§ **WORK REQUEST**
Search the data for the word "Control" and copy each line that has it.

....

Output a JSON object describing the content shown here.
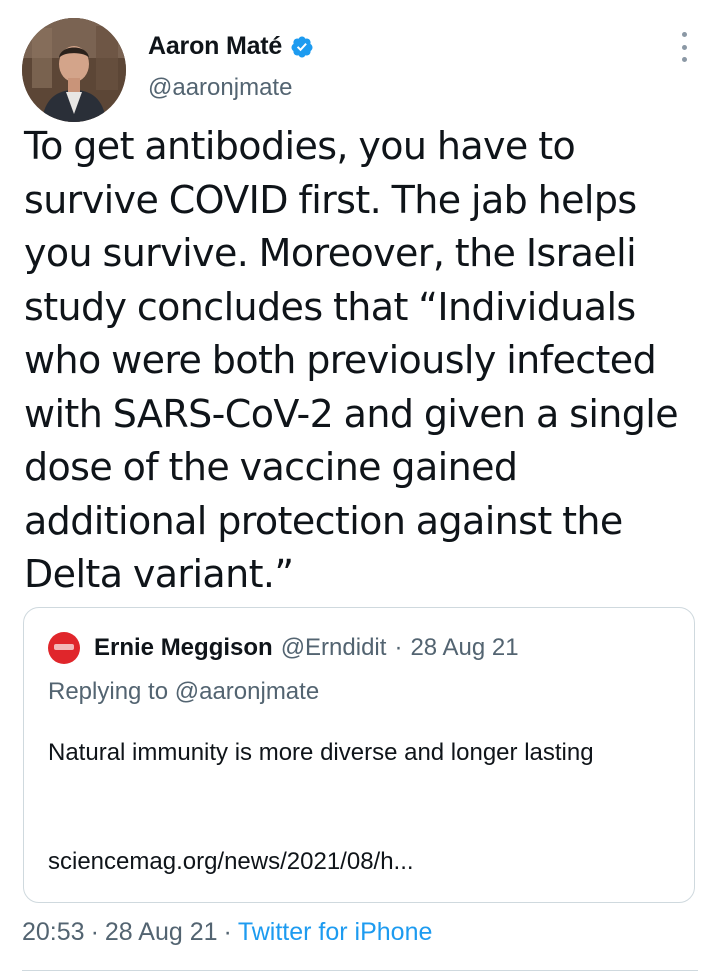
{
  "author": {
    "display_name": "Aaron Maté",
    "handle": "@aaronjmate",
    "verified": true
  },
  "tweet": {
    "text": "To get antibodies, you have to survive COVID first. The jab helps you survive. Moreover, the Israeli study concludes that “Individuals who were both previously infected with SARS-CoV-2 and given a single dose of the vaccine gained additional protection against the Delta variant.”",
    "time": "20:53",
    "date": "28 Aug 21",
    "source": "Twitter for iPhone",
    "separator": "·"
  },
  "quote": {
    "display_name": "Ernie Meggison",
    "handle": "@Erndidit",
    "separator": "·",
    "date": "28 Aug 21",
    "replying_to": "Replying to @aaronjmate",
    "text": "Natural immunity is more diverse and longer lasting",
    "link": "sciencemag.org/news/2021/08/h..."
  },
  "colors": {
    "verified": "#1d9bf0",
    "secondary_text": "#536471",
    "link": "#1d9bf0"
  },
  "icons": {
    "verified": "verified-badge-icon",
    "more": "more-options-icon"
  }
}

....

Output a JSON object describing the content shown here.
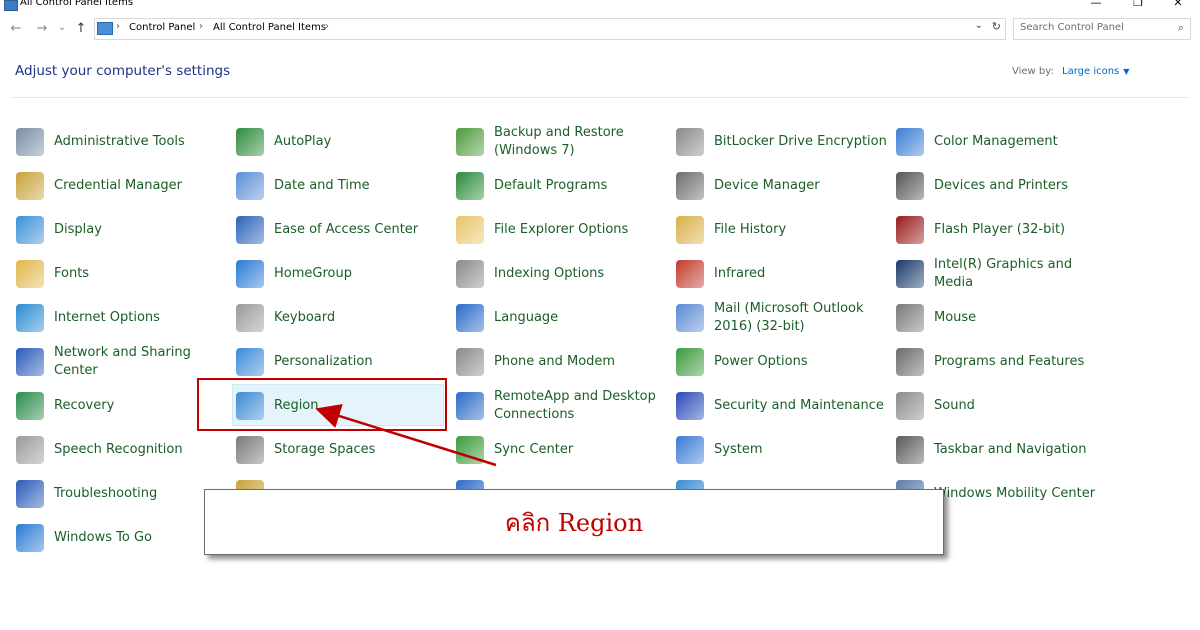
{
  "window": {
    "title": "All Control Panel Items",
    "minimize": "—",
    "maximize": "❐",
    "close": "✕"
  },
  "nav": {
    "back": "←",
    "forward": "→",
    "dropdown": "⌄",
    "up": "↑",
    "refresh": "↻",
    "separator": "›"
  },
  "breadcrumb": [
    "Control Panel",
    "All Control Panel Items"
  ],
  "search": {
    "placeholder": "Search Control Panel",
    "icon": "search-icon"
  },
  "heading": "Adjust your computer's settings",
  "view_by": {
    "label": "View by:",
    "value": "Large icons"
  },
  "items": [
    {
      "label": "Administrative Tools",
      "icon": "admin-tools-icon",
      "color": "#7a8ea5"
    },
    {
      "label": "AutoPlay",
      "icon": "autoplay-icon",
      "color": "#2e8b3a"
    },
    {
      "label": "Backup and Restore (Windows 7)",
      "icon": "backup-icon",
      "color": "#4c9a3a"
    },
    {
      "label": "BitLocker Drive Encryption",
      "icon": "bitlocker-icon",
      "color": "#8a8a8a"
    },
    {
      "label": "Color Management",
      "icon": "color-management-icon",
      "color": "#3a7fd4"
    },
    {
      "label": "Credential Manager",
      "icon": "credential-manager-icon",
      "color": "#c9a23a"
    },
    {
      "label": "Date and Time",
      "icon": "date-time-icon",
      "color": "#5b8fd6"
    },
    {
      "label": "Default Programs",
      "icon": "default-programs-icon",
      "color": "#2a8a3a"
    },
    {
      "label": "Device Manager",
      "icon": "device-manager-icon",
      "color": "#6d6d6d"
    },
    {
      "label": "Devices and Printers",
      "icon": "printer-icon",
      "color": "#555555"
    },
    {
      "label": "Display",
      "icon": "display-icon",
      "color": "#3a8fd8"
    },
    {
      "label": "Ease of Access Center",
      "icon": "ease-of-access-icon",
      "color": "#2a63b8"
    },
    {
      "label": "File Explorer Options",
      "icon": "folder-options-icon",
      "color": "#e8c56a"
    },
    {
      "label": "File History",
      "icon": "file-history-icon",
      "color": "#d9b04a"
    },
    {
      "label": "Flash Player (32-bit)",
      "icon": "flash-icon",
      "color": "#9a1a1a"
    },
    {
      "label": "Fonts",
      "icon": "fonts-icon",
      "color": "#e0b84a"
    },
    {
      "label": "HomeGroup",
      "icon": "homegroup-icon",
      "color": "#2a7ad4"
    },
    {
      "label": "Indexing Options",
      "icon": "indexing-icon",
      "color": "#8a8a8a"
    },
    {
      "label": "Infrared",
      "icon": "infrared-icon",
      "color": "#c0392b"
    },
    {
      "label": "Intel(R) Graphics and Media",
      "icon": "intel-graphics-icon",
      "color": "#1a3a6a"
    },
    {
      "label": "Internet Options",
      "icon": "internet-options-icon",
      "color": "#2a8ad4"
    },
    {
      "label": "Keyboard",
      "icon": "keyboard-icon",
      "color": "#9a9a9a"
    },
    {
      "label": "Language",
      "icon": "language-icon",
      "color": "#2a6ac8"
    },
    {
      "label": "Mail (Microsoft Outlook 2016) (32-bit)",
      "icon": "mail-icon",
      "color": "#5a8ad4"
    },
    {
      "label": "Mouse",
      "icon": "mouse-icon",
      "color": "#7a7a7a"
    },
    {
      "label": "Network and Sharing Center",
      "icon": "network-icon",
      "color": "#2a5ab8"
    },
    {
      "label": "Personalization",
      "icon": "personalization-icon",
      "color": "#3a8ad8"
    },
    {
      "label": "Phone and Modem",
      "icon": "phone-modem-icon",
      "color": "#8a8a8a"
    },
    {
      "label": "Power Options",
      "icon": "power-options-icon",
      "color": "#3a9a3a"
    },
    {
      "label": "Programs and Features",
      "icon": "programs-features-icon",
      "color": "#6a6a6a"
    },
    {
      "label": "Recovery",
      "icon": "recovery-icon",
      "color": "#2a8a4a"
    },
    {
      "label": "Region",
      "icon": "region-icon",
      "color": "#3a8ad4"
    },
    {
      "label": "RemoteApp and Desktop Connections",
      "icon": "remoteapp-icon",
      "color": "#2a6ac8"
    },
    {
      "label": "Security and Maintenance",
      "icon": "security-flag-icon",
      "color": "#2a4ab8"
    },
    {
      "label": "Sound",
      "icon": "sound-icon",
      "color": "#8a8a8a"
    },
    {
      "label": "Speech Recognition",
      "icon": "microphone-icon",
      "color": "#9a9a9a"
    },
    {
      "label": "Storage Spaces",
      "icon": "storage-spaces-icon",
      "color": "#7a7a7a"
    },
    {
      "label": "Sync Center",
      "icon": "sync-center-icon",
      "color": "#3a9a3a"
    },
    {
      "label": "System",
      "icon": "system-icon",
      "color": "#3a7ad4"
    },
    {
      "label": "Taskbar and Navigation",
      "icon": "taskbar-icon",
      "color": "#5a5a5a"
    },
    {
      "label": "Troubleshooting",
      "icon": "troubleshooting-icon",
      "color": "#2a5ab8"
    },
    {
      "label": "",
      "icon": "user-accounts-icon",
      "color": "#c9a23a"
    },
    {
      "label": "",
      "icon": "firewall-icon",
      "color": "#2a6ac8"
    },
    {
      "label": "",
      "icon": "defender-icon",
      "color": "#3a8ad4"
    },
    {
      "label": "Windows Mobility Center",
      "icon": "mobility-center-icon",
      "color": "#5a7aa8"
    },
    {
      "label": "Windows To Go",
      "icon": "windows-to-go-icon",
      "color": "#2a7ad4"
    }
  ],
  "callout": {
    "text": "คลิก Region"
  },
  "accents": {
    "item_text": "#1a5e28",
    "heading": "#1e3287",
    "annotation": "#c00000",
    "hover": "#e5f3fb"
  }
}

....

§ **ANSWER BOX**
    "title": "All Control Panel Items",
    "Control Panel",
    "All Control Panel Items"
    "placeholder": "Search Control Panel",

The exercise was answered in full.